PJD have their own, marginal seats as well: Chefchaouen, Kalaat Sraghna, Khemisset-Oulmes, Laayoune and Nouaceur representatives have had just enough votes to put them in the ballot and carry the last opened seat.

Speaking of marginals, there are three parties, whose caucus is made up of a significant number of highly-fought for seats on local ballot: Istiqlal has 16 marginals (out of its 47) USFP and PAM have each 11 marginals -out of respectively 30 and 35 seats. As far as USFP and Istiqlal are concerned, these are tale-telling sings of weak national parties, in a complete contrast with PJD’s vitality and aggressiveness.

The true landslide: 43% of all 92 districs are headed by PJD candidates

But what would it be if Morocco had a different ballot system? What if we had First Past the Post for instance? This ballot system, used in the United Kingdom, allows for strong parliamentary majorities, but does not help smaller organizations and communities to carry their voice to parliament house. But nonetheless, let us consider the implications of such a system:

– There are 92 districts (divided into 305 seats) on local ballot; national ballot just mirrors the results to provide representation for women and the youth.

– A district is carried only by the leading party, regardless of how many seats it has carried

– We then replicate the percentages commensurate to the 305 opened seats

Results are astonishing: almost half of all 92 districts are led by PJD candidates (now Representatives) and other parties see their parliamentary caucuses go through some dramatic changes; for one, First Past The Post does not reward mediocrity: it is alright to get candidates elected on the second or third opened slot, but it is a bit worrying not to manage to get the lead seat.

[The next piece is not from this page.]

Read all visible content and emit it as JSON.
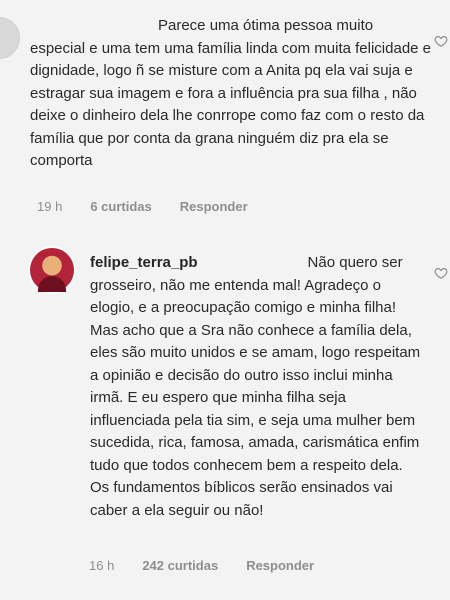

These results, I hope will be further vindicated once detailed figures are released, but it is clear PJD is, by far, an underestimated winner. Other parties, if anything, barely held to their seats, and to the seemingly other winners, their marginals -the surest sign of weakening popularity- make up a worrying percentage of their caucus’ seats.